Will the seams burst when you hit the ground? Seam failure is the most common failing in motorcycle clothing. The seams in these leathers were glued and then stitched with only a single row of stitching. The seams bust on impact when the rider hit the ground. (Photo courtesy of Two Wheels.)

Testing is the only way to be sure that seams are strong enought to hold, but you can check for the following:

  • Seams in Zones 1, 2 and 3 should have at least one row of concealed or protected stitching, to hold the seam together after the visible stitching has been worn away against the road surface.

  • Check the stitching. It should be regular with no dropped stitches, which indicate a potentially weakened seam.

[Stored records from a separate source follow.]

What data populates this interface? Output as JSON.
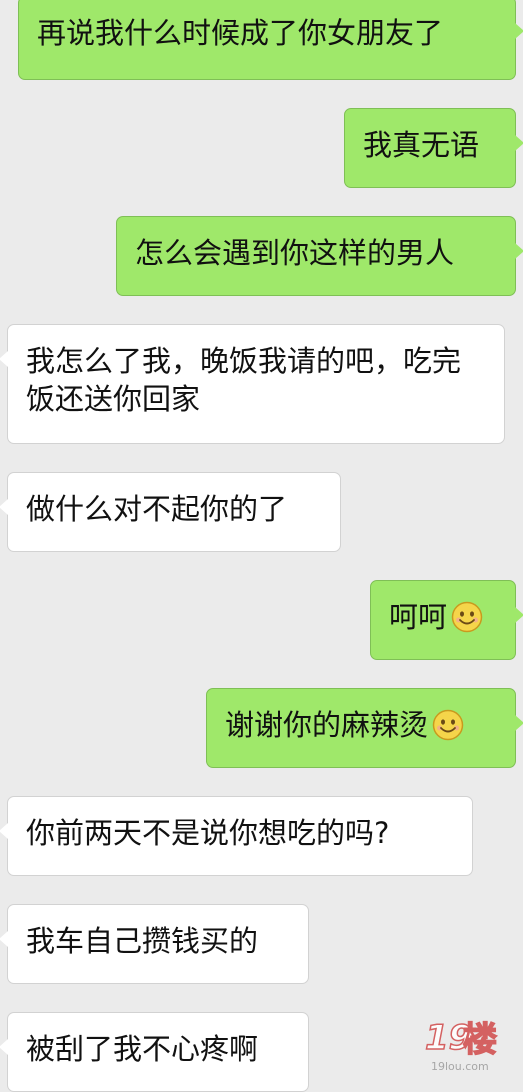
{
  "messages": [
    {
      "side": "out",
      "text": "再说我什么时候成了你女朋友了"
    },
    {
      "side": "out",
      "text": "我真无语"
    },
    {
      "side": "out",
      "text": "怎么会遇到你这样的男人"
    },
    {
      "side": "in",
      "text": "我怎么了我，晚饭我请的吧，吃完饭还送你回家"
    },
    {
      "side": "in",
      "text": "做什么对不起你的了"
    },
    {
      "side": "out",
      "text": "呵呵",
      "emoji": "smile-emoji"
    },
    {
      "side": "out",
      "text": "谢谢你的麻辣烫",
      "emoji": "smile-emoji"
    },
    {
      "side": "in",
      "text": "你前两天不是说你想吃的吗?"
    },
    {
      "side": "in",
      "text": "我车自己攒钱买的"
    },
    {
      "side": "in",
      "text": "被刮了我不心疼啊"
    }
  ],
  "watermark": {
    "number": "19",
    "char": "楼",
    "url": "19lou.com"
  },
  "colors": {
    "background": "#ebebeb",
    "outgoing_bubble": "#9fe86a",
    "incoming_bubble": "#ffffff"
  }
}
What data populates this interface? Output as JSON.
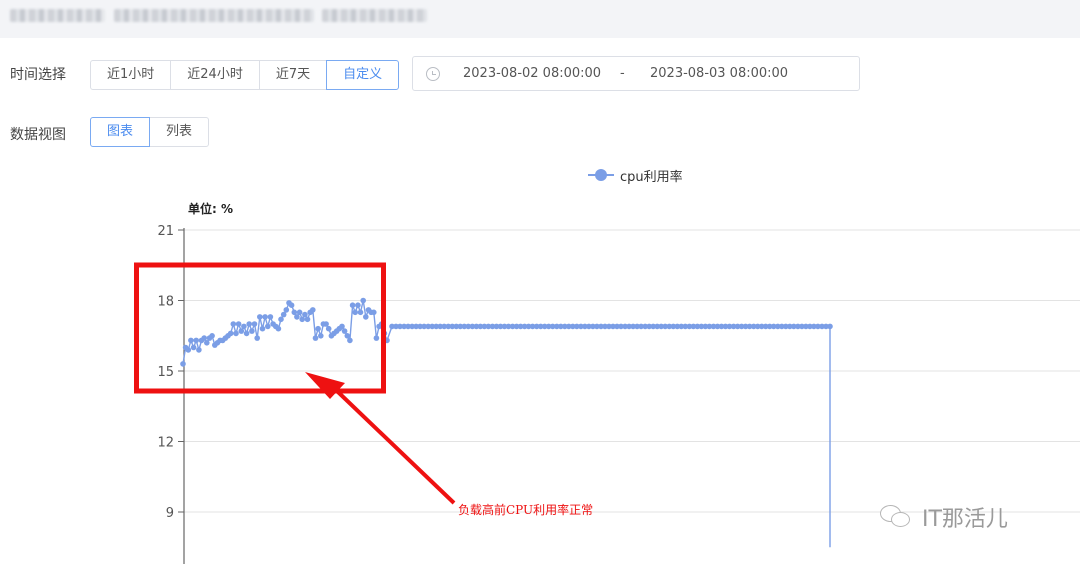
{
  "time_select": {
    "label": "时间选择",
    "options": [
      "近1小时",
      "近24小时",
      "近7天",
      "自定义"
    ],
    "active": "自定义"
  },
  "date_range": {
    "start": "2023-08-02 08:00:00",
    "separator": "-",
    "end": "2023-08-03 08:00:00"
  },
  "data_view": {
    "label": "数据视图",
    "options": [
      "图表",
      "列表"
    ],
    "active": "图表"
  },
  "annotation": {
    "text": "负载高前CPU利用率正常"
  },
  "watermark": {
    "text": "IT那活儿"
  },
  "colors": {
    "accent": "#4a8bef",
    "series": "#7b9ee6",
    "annotation": "#ee1111"
  },
  "chart_data": {
    "type": "line",
    "unit_label": "单位: %",
    "yticks": [
      21,
      18,
      15,
      12,
      9
    ],
    "grid": true,
    "legend_placement": "top-center",
    "series": [
      {
        "name": "cpu利用率",
        "values": [
          15.3,
          16.0,
          15.9,
          16.3,
          16.0,
          16.3,
          15.9,
          16.3,
          16.4,
          16.2,
          16.4,
          16.5,
          16.1,
          16.2,
          16.3,
          16.3,
          16.4,
          16.5,
          16.6,
          17.0,
          16.6,
          17.0,
          16.7,
          16.9,
          16.6,
          17.0,
          16.7,
          17.0,
          16.4,
          17.3,
          16.8,
          17.3,
          16.9,
          17.3,
          17.0,
          16.9,
          16.8,
          17.2,
          17.4,
          17.6,
          17.9,
          17.8,
          17.5,
          17.3,
          17.5,
          17.2,
          17.4,
          17.2,
          17.5,
          17.6,
          16.4,
          16.8,
          16.5,
          17.0,
          17.0,
          16.8,
          16.5,
          16.6,
          16.7,
          16.8,
          16.9,
          16.7,
          16.5,
          16.3,
          17.8,
          17.5,
          17.8,
          17.5,
          18.0,
          17.3,
          17.6,
          17.5,
          17.5,
          16.4,
          16.9,
          17.0,
          16.6,
          16.3
        ],
        "plateau_value": 16.9,
        "plateau_points": 110,
        "final_drop_value": 7.5
      }
    ]
  }
}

  • Leather should have 11-14 stitches per 5 cm, fabric should have 13-16 stitches per 5 cm (Standards Australia, 2000, p 22). Too few stitches, means the seam will be too weak, but too many stitches will actually weaken the fabric.

  • Additional layers should be double stitched.

  • Additional layers MUST be stitched on top of the main protective layer - see diagram A, rather than a separate double section that is inserted into the garment (see B). Check inside the garment to ensure there is no gap in the main protective layer. You may need to feel through the lining.
    Stitching of double layersright
    Back to - Which parts of your body should you protect?.

Injury risk zones